Ten years ago, all across the world, people kept vigil for a teenager who had been viciously attacked because he was gay.

They lit candles and said prayers for Matthew Shepard, but their intercessions could not save him.

The foundation set up in his memory has organised a public remembrance in Minneapolis.

“Ten years ago more than 1,100 of us gathered in Minneapolis and joined thousands of others around the world in candlelight vigils,” said John Sullivan, a member of the Matthew Shepard Foundation Advisory Board.

The foundation was created by Dennis and Judy Shepard in memory of their 21-year old son, who was murdered in an anti-gay hate crime in Wyoming in October 1998.

Aaron James McKinney  and Russell Arthur Henderson are both serving life in prison for his murder.

“Together, we waited and hoped that Matthew would survive the brutal beating that ultimately caused his death.
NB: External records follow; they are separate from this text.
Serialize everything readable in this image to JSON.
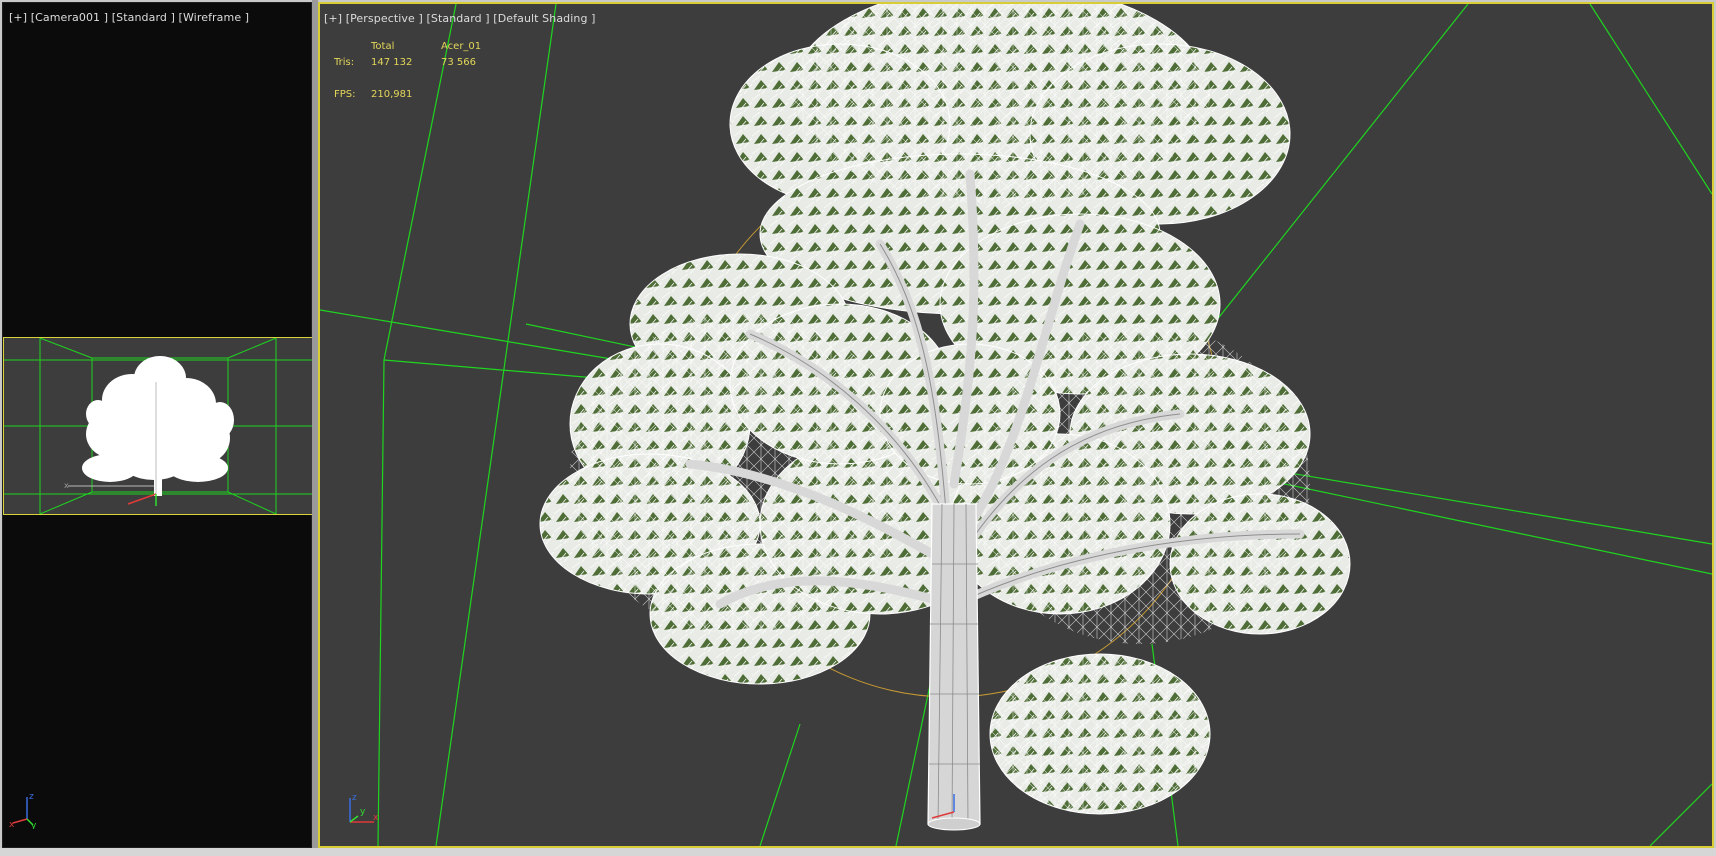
{
  "left_viewport": {
    "label": "[+] [Camera001 ] [Standard ] [Wireframe ]",
    "gizmo": {
      "x": "x",
      "y": "y",
      "z": "z"
    }
  },
  "main_viewport": {
    "label": "[+] [Perspective ] [Standard ] [Default Shading ]",
    "stats": {
      "col_total": "Total",
      "col_object": "Acer_01",
      "tris_label": "Tris:",
      "tris_total": "147 132",
      "tris_object": "73 566",
      "fps_label": "FPS:",
      "fps_value": "210,981"
    },
    "gizmo": {
      "x": "x",
      "y": "y",
      "z": "z"
    }
  },
  "colors": {
    "viewport_bg": "#3d3d3d",
    "active_border": "#d9cd36",
    "stats_text": "#e3d65a",
    "grid_lines": "#1fd51f",
    "camera_bg": "#0b0b0b"
  }
}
“We are honoured that Judy Shepard, Matthew’s mother, chose to observe this significant date with us in Minneapolis.

“We’ll gather again, in a vigil marked by candlelight, words and music. Then, we’ll proceed to The Woman’s Club for the reading of The Laramie Project.”
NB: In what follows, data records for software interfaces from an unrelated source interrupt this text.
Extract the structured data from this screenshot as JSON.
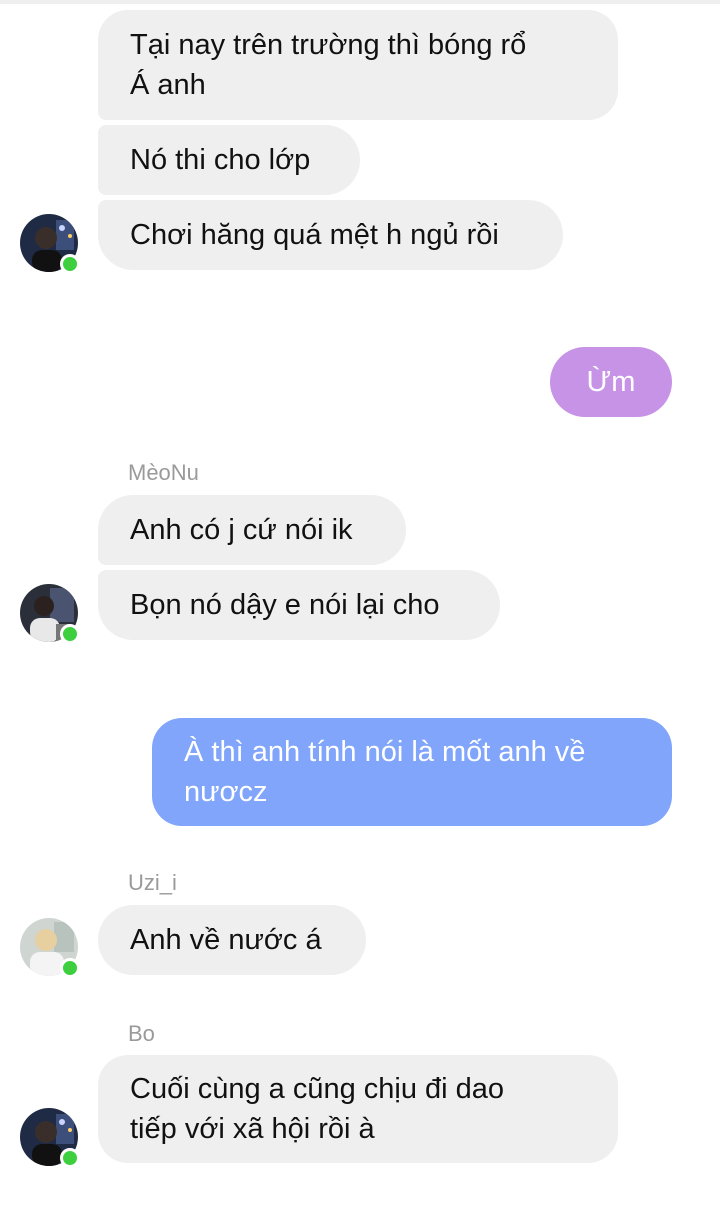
{
  "colors": {
    "incoming_bubble": "#efefef",
    "outgoing_purple": "#c793e6",
    "outgoing_blue": "#80a5fa",
    "online_dot": "#3ecf3e",
    "sender_name": "#9a9a9a"
  },
  "messages": {
    "m1": {
      "line1": "Tại nay trên trường thì bóng rổ",
      "line2": "Á anh"
    },
    "m2": {
      "text": "Nó thi cho lớp"
    },
    "m3": {
      "text": "Chơi hăng quá mệt h ngủ rồi"
    },
    "m4": {
      "text": "Ừm"
    },
    "m5": {
      "sender": "MèoNu",
      "text": "Anh có j cứ nói ik"
    },
    "m6": {
      "text": "Bọn nó dậy e nói lại cho"
    },
    "m7": {
      "line1": "À thì anh tính nói là mốt anh về",
      "line2": "nươcz"
    },
    "m8": {
      "sender": "Uzi_i",
      "text": "Anh về nước á"
    },
    "m9": {
      "sender": "Bo",
      "line1": "Cuối cùng a cũng chịu đi dao",
      "line2": "tiếp với xã hội rồi à"
    }
  },
  "avatars": {
    "a1": {
      "icon": "avatar-photo-dark",
      "online": true
    },
    "a2": {
      "icon": "avatar-photo-dark",
      "online": true
    },
    "a3": {
      "icon": "avatar-photo-light",
      "online": true
    },
    "a4": {
      "icon": "avatar-photo-dark",
      "online": true
    }
  }
}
The play recounts the shock and confusion the citizens of Laramie, Wyoming, felt after hearing the details of Matthew’s assault and reflects the community’s strong desire to move forward after this tragedy.

Matthew’s murder was a watershed moment in the perceptions of LGBT people in America.
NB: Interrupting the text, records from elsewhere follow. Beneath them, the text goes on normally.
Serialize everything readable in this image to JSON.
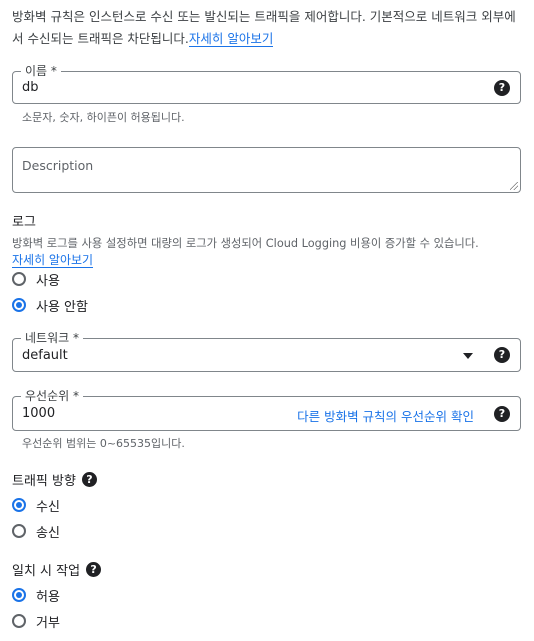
{
  "intro": {
    "text": "방화벽 규칙은 인스턴스로 수신 또는 발신되는 트래픽을 제어합니다. 기본적으로 네트워크 외부에서 수신되는 트래픽은 차단됩니다.",
    "learn_more": "자세히 알아보기"
  },
  "name_field": {
    "label": "이름 *",
    "value": "db",
    "hint": "소문자, 숫자, 하이픈이 허용됩니다.",
    "help_icon": "help-icon"
  },
  "description_field": {
    "placeholder": "Description"
  },
  "logs": {
    "title": "로그",
    "description": "방화벽 로그를 사용 설정하면 대량의 로그가 생성되어 Cloud Logging 비용이 증가할 수 있습니다.",
    "learn_more": "자세히 알아보기",
    "options": [
      {
        "label": "사용",
        "checked": false
      },
      {
        "label": "사용 안함",
        "checked": true
      }
    ]
  },
  "network_field": {
    "label": "네트워크 *",
    "value": "default"
  },
  "priority_field": {
    "label": "우선순위 *",
    "value": "1000",
    "link": "다른 방화벽 규칙의 우선순위 확인",
    "hint": "우선순위 범위는 0~65535입니다."
  },
  "traffic_direction": {
    "title": "트래픽 방향",
    "options": [
      {
        "label": "수신",
        "checked": true
      },
      {
        "label": "송신",
        "checked": false
      }
    ]
  },
  "action_on_match": {
    "title": "일치 시 작업",
    "options": [
      {
        "label": "허용",
        "checked": true
      },
      {
        "label": "거부",
        "checked": false
      }
    ]
  },
  "colors": {
    "accent": "#1a73e8",
    "text": "#202124",
    "muted": "#5f6368",
    "border": "#80868b"
  }
}
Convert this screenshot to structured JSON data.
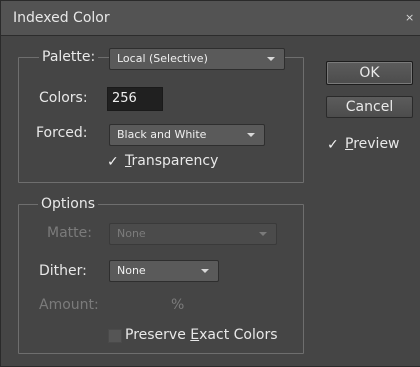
{
  "window": {
    "title": "Indexed Color",
    "close_glyph": "×"
  },
  "palette_group": {
    "palette_label": "Palette:",
    "palette_value": "Local (Selective)",
    "colors_label": "Colors:",
    "colors_value": "256",
    "forced_label": "Forced:",
    "forced_value": "Black and White",
    "transparency_label_prefix": "T",
    "transparency_label_rest": "ransparency",
    "transparency_checked": true
  },
  "options_group": {
    "title": "Options",
    "matte_label": "Matte:",
    "matte_value": "None",
    "dither_label": "Dither:",
    "dither_value": "None",
    "amount_label": "Amount:",
    "amount_unit": "%",
    "preserve_label_pre": "Preserve ",
    "preserve_label_mn": "E",
    "preserve_label_post": "xact Colors",
    "preserve_checked": false
  },
  "buttons": {
    "ok_label": "OK",
    "cancel_label": "Cancel"
  },
  "preview": {
    "label_mn": "P",
    "label_rest": "review",
    "checked": true
  },
  "icons": {
    "checkmark": "✓"
  }
}
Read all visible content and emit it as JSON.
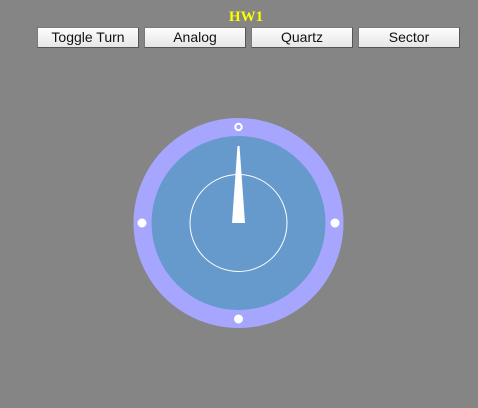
{
  "window": {
    "title": "HW1"
  },
  "toolbar": {
    "buttons": [
      {
        "id": "toggle-turn",
        "label": "Toggle Turn"
      },
      {
        "id": "analog",
        "label": "Analog"
      },
      {
        "id": "quartz",
        "label": "Quartz"
      },
      {
        "id": "sector",
        "label": "Sector"
      }
    ]
  },
  "colors": {
    "background": "#858585",
    "title": "#ffff00",
    "bezel": "#a6a6ff",
    "dial_face": "#6699cc",
    "markers": "#ffffff",
    "hand": "#ffffff"
  }
}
Then-President Bill Clinton tried to extend federal hate crime legislation to include gay and lesbian people in the aftermath of his death, but ultimately was defeated by Congress.

In May the US House of Representatives passed the Local Law Enforcement Hate Crimes Prevention Act with a strong bipartisan vote of 237-180.

The Senate approved the nearly-identical Matthew Shepard Act as an amendment to the Department of Defence Authorisation bill on a voice vote.

President Bush had indicated he would use his veto to block any attempt to extend federal hate crimes laws to LGBT people.

The hate crimes provisions had been attached to a defence spending bill, but was dropped by the Senate because it could not attract enough support.

Next month’s candlelight ceremony is free and open to the public.

Tickets for the reading of The Laramie Project at The Woman’s Club are $100 (main floor and front balcony) and $65 (rear balcony), all general seating.

To purchase tickets, contact Warren Greene, Operations Director at The Matthew Shepard Foundation: 303.830.7400, ext. 11 or email warren@matthewshepard.org.